- [Assigned task]:
The lines you return must be all those in the data that hold the string "share".

- [Material for the task]:

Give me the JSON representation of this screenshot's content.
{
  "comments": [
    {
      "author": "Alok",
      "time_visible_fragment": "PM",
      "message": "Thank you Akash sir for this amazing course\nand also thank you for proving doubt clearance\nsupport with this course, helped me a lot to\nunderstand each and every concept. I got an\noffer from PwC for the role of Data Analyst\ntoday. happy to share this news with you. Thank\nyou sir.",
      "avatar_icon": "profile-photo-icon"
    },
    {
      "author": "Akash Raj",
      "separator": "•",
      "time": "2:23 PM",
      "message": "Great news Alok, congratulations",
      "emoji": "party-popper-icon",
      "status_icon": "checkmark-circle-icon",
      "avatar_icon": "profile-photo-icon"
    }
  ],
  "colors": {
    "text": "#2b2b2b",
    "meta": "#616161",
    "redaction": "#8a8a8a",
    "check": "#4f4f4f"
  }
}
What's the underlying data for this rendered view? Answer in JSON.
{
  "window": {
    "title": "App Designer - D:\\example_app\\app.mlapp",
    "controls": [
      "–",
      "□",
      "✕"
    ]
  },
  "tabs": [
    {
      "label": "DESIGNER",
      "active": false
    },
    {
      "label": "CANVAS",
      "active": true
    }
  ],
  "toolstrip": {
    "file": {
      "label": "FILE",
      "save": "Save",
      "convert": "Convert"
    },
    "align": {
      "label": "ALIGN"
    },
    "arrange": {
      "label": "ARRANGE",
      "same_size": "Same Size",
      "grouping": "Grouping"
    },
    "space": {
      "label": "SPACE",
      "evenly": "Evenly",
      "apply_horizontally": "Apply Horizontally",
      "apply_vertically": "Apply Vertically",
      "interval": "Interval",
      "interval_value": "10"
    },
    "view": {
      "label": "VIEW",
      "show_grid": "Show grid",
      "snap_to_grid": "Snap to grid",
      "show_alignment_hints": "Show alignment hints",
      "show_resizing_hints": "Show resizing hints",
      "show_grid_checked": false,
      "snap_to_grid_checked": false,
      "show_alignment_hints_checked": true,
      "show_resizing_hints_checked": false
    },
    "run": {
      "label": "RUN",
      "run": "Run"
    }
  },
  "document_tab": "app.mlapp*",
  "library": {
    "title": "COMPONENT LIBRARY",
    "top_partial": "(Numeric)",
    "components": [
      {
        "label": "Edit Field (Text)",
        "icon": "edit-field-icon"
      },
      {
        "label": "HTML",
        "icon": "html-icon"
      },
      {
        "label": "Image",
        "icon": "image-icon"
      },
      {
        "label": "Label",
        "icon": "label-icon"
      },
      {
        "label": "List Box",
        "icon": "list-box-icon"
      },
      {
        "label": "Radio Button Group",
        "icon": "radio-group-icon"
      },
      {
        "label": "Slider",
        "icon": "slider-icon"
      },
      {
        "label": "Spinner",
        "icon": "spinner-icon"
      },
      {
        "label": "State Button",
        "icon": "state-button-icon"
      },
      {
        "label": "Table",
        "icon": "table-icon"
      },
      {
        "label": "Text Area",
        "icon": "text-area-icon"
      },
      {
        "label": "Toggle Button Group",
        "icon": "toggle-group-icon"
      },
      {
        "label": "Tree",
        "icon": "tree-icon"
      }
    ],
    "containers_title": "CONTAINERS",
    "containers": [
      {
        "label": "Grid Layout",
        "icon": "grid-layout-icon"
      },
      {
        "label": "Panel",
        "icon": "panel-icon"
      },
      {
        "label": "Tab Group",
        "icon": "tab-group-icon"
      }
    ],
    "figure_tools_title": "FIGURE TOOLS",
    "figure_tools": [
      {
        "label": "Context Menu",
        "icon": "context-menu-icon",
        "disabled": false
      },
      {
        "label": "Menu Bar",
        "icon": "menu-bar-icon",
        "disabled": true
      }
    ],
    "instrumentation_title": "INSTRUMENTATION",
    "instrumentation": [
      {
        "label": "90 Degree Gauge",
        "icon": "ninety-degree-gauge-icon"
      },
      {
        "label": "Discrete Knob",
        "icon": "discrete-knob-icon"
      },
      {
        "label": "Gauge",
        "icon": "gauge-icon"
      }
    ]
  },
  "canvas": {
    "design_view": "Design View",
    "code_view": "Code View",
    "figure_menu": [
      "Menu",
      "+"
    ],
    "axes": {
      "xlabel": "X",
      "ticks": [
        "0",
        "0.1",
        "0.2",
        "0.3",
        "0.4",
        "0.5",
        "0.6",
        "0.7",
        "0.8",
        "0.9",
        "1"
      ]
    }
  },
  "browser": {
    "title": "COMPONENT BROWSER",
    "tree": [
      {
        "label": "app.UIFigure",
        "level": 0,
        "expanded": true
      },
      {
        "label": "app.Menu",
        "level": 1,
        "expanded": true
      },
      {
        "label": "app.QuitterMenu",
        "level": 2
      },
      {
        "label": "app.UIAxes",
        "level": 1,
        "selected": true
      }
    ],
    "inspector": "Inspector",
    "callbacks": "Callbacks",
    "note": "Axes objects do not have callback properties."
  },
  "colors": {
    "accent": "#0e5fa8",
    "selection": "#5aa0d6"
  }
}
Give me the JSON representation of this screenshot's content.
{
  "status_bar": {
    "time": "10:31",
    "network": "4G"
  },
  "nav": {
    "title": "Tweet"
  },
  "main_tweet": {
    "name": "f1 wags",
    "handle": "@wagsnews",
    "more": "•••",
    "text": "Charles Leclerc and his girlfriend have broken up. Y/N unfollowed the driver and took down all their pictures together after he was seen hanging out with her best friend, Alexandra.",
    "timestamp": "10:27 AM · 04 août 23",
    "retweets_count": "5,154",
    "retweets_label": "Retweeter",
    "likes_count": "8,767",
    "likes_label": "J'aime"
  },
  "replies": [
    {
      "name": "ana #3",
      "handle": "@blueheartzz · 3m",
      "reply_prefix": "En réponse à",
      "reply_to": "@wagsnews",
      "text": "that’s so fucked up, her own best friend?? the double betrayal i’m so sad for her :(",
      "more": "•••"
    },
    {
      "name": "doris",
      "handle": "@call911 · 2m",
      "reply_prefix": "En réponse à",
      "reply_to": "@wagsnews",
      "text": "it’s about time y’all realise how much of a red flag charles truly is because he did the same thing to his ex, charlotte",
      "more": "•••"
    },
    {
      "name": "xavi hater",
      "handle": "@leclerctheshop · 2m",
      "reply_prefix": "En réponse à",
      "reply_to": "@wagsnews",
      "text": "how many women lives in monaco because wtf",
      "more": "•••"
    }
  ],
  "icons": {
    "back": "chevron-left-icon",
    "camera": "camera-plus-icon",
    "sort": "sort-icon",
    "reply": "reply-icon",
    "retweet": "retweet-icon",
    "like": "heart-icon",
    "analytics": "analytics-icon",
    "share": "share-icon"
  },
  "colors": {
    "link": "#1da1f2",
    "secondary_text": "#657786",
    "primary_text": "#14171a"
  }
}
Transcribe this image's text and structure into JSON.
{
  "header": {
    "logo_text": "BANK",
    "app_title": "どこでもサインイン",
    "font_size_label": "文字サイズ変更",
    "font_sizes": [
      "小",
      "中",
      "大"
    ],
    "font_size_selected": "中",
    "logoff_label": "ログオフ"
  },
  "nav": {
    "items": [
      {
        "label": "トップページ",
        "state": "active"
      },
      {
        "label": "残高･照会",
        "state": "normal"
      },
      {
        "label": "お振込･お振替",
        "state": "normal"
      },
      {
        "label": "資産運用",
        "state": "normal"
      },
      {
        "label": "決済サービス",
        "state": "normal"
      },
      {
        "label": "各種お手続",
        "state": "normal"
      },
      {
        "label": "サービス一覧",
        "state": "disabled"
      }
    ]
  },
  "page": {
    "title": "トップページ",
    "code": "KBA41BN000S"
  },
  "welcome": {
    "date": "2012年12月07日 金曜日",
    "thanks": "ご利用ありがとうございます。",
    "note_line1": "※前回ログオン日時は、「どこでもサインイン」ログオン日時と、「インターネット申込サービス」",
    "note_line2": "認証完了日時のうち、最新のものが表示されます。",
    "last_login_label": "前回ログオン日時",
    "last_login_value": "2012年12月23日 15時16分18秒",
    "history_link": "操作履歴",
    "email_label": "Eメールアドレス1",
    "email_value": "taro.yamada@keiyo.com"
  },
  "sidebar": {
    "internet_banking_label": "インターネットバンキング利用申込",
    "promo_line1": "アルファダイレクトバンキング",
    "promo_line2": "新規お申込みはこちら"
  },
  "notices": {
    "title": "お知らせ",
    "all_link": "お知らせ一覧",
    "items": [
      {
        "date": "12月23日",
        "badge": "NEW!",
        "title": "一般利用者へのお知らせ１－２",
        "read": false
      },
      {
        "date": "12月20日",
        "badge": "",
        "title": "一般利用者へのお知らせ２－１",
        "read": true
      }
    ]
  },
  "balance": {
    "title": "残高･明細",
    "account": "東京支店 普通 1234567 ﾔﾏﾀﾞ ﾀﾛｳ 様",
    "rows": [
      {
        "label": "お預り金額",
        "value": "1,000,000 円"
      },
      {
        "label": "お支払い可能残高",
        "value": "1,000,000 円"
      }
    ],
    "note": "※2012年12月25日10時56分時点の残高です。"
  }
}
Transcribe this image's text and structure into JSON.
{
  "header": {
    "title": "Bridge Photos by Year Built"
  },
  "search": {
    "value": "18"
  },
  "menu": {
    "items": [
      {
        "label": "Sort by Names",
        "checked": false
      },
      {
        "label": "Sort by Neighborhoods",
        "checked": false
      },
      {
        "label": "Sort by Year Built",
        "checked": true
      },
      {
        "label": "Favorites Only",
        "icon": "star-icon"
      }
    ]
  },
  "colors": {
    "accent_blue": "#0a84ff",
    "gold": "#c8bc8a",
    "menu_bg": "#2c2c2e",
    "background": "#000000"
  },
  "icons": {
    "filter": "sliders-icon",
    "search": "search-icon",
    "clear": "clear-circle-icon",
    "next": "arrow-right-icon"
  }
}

- [Task solution]:
      "message": "Thank you Akash sir for this amazing course\nand also thank you for proving doubt clearance\nsupport with this course, helped me a lot to\nunderstand each and every concept. I got an\noffer from PwC for the role of Data Analyst\ntoday. happy to share this news with you. Thank\nyou sir.",
    "share": "share-icon"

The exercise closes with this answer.